Dataset excerpts:
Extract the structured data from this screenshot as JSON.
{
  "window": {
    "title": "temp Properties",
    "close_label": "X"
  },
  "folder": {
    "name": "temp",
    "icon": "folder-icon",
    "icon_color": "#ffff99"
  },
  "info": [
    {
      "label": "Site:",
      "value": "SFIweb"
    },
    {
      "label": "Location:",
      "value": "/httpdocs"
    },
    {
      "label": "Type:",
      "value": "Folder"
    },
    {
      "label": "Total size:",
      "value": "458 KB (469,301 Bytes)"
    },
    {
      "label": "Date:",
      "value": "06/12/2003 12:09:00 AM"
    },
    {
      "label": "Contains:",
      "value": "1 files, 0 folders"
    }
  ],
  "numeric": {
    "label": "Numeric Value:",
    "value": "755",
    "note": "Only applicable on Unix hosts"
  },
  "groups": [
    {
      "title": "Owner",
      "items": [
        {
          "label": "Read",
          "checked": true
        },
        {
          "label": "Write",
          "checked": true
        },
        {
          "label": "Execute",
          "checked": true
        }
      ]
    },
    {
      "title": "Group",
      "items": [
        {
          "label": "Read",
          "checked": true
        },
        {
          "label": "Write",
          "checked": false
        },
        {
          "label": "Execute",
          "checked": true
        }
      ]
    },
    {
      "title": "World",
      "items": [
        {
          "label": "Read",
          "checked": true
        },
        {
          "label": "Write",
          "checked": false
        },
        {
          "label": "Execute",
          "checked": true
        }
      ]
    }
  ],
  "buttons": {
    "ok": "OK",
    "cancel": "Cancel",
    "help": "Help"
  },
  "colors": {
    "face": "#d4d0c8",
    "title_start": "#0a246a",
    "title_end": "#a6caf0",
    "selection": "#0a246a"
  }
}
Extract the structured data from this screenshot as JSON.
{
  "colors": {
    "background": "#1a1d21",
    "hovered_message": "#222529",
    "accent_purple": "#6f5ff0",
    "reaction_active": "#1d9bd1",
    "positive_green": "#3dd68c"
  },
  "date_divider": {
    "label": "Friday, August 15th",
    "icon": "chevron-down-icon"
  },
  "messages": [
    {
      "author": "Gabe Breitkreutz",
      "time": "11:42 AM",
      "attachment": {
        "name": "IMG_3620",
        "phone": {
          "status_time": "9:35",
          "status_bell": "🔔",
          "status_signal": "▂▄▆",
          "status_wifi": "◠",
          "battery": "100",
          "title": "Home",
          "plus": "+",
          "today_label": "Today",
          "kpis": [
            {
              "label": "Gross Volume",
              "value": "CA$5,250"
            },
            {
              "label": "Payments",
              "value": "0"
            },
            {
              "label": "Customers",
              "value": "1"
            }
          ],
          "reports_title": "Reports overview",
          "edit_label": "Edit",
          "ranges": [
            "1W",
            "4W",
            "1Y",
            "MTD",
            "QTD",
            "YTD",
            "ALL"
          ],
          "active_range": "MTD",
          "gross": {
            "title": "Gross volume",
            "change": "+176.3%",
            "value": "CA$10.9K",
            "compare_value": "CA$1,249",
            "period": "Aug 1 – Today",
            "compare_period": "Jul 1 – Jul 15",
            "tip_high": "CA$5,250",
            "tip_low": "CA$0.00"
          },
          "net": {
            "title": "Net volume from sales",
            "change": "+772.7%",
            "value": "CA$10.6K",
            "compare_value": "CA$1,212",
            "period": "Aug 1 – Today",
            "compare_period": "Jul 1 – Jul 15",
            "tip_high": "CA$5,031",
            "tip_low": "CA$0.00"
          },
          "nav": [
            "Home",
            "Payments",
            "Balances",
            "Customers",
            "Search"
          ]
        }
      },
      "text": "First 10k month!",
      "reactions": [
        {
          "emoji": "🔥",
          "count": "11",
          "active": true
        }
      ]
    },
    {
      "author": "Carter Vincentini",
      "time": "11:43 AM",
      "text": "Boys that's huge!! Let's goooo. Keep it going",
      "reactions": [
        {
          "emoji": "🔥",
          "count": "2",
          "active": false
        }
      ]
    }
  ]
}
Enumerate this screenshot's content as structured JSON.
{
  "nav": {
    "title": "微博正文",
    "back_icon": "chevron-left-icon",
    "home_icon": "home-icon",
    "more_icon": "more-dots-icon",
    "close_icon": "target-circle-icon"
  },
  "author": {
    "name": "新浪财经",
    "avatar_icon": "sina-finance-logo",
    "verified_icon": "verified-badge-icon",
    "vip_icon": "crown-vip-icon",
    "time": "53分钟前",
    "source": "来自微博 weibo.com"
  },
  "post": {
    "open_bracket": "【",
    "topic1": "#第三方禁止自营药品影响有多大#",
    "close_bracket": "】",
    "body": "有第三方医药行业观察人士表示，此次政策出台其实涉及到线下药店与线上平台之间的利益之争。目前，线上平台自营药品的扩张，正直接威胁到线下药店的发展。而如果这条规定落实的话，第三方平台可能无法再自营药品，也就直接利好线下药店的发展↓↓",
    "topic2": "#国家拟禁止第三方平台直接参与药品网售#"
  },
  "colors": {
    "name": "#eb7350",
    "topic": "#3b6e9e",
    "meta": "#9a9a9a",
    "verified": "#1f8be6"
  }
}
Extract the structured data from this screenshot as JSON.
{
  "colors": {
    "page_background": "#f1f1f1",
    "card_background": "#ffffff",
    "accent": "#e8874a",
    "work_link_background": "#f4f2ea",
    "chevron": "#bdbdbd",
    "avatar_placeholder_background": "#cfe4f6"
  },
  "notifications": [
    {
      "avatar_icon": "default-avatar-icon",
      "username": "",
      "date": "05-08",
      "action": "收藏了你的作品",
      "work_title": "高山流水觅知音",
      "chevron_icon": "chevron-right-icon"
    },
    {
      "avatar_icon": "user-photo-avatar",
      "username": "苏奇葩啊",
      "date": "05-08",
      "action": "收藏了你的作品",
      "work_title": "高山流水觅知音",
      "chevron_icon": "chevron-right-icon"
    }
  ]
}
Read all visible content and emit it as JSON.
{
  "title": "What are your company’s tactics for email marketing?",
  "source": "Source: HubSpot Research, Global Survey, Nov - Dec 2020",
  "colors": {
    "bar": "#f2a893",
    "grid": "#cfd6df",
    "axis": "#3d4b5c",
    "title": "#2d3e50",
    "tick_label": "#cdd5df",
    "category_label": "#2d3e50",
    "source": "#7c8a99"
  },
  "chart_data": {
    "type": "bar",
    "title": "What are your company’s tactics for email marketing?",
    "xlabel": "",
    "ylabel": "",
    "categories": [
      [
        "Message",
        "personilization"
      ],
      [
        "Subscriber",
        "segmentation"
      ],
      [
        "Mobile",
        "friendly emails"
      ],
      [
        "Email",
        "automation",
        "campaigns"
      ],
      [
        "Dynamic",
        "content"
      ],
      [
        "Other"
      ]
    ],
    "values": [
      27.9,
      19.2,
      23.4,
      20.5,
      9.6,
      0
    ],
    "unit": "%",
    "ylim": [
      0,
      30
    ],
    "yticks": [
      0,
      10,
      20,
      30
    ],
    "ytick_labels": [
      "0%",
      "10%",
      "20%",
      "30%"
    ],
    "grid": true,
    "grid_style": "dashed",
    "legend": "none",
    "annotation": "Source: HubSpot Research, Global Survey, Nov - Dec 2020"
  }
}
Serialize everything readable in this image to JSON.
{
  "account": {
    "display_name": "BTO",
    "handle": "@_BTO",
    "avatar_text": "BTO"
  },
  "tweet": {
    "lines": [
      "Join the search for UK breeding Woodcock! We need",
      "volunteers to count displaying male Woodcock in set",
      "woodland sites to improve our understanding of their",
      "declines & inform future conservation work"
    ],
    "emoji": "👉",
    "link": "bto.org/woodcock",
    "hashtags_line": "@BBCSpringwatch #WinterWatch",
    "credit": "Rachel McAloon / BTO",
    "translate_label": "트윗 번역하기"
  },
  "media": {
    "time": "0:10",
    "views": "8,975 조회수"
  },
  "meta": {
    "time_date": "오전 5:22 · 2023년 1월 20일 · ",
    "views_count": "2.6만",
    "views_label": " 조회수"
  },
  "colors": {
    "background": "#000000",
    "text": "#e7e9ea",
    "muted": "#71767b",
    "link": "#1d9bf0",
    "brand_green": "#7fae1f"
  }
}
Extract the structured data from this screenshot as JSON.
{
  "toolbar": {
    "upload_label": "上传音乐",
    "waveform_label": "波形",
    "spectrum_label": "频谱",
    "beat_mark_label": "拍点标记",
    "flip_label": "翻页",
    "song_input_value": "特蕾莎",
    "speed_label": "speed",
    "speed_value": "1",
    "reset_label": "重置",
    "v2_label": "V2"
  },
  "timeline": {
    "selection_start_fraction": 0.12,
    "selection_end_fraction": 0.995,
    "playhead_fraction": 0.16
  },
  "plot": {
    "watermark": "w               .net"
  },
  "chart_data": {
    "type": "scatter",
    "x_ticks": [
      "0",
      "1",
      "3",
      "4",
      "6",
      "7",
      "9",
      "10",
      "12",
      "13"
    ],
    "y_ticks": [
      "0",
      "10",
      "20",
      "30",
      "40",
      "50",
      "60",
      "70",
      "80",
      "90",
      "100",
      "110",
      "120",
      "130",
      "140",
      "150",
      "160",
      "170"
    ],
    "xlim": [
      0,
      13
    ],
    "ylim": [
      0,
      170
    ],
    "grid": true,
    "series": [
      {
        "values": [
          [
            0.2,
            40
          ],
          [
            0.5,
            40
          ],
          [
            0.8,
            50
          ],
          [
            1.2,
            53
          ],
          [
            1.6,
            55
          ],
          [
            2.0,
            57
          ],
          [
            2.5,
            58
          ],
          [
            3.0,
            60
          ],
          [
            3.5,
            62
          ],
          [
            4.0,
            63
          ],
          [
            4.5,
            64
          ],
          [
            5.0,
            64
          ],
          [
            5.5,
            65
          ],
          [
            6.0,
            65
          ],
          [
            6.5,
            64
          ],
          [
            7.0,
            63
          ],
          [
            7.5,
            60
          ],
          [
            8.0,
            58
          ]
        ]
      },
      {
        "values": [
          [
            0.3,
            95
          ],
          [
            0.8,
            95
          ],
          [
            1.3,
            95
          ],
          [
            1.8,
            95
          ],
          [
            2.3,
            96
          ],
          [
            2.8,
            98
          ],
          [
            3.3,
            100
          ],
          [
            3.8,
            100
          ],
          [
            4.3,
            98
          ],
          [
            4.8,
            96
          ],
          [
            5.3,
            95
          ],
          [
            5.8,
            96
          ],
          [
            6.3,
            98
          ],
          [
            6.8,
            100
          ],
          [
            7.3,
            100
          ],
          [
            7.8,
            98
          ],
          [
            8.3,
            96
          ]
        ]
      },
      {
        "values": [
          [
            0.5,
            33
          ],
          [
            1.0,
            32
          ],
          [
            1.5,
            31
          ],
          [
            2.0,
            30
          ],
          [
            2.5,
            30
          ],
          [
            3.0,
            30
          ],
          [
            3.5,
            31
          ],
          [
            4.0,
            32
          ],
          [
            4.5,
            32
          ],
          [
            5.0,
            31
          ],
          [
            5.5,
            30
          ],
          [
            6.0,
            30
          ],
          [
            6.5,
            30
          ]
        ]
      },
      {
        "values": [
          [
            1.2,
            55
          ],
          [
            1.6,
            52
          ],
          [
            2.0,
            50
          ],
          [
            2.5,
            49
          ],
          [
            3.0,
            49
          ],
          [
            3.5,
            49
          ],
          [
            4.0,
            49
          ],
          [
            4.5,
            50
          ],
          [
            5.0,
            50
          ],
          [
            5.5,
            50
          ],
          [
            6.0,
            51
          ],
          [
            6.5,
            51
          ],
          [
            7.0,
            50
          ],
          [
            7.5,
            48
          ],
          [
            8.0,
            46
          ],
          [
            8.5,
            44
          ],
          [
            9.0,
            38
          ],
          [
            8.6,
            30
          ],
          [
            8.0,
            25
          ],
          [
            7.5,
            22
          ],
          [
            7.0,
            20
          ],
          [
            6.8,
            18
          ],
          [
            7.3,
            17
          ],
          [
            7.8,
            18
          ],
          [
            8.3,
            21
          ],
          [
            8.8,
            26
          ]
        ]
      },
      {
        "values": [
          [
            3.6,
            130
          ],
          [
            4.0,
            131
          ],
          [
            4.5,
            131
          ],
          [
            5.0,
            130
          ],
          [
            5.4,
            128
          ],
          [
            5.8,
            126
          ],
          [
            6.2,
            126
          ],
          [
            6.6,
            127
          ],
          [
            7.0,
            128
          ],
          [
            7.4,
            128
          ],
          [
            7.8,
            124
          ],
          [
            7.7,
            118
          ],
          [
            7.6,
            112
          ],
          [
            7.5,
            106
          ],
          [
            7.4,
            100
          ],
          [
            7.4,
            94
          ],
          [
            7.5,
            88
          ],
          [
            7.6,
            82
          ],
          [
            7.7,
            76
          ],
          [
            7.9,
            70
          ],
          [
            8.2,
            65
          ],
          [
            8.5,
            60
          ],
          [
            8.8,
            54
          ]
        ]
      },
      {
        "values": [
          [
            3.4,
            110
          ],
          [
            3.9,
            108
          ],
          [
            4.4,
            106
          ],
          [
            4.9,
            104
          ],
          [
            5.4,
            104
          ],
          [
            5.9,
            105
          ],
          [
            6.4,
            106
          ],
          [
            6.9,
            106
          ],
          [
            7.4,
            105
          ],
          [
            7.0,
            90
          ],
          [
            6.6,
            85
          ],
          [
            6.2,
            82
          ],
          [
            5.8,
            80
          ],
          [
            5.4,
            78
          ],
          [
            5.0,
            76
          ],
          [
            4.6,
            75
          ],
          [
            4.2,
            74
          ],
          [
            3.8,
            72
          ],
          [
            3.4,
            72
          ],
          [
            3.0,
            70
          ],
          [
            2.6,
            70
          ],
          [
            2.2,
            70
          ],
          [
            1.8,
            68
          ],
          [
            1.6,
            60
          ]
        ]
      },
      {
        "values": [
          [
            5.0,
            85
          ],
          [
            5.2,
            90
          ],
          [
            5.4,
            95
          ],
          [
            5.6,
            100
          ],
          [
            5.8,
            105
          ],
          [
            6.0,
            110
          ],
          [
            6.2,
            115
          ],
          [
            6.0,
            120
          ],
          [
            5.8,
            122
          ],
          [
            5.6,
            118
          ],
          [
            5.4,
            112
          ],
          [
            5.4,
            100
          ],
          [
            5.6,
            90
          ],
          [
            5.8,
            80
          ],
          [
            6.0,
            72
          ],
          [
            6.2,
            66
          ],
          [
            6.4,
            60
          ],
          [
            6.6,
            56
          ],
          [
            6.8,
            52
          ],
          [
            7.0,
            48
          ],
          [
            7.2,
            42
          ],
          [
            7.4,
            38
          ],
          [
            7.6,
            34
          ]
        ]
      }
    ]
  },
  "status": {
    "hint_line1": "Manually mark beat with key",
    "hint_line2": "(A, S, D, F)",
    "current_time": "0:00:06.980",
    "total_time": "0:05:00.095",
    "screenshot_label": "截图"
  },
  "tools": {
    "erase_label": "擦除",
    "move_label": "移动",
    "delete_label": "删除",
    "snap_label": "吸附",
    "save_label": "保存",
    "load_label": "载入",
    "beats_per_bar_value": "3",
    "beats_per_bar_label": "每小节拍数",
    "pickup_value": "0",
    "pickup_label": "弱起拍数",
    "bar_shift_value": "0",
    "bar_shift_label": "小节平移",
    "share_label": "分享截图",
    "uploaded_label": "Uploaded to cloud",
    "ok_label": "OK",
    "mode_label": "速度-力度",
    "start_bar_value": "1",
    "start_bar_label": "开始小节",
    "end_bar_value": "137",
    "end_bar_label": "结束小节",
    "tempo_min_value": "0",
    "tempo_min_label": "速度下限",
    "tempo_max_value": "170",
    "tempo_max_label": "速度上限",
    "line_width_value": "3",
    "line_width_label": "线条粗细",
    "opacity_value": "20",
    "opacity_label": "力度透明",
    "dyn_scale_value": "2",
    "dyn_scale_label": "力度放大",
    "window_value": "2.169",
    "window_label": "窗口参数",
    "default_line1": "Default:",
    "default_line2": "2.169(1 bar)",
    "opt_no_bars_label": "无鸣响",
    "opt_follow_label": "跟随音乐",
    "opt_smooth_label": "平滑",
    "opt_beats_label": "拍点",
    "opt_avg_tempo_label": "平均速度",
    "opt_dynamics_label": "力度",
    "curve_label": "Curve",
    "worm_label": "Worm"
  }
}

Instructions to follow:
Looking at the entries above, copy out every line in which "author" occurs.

Final answer:
      "author": "Gabe Breitkreutz",
      "author": "Carter Vincentini",
  "author": {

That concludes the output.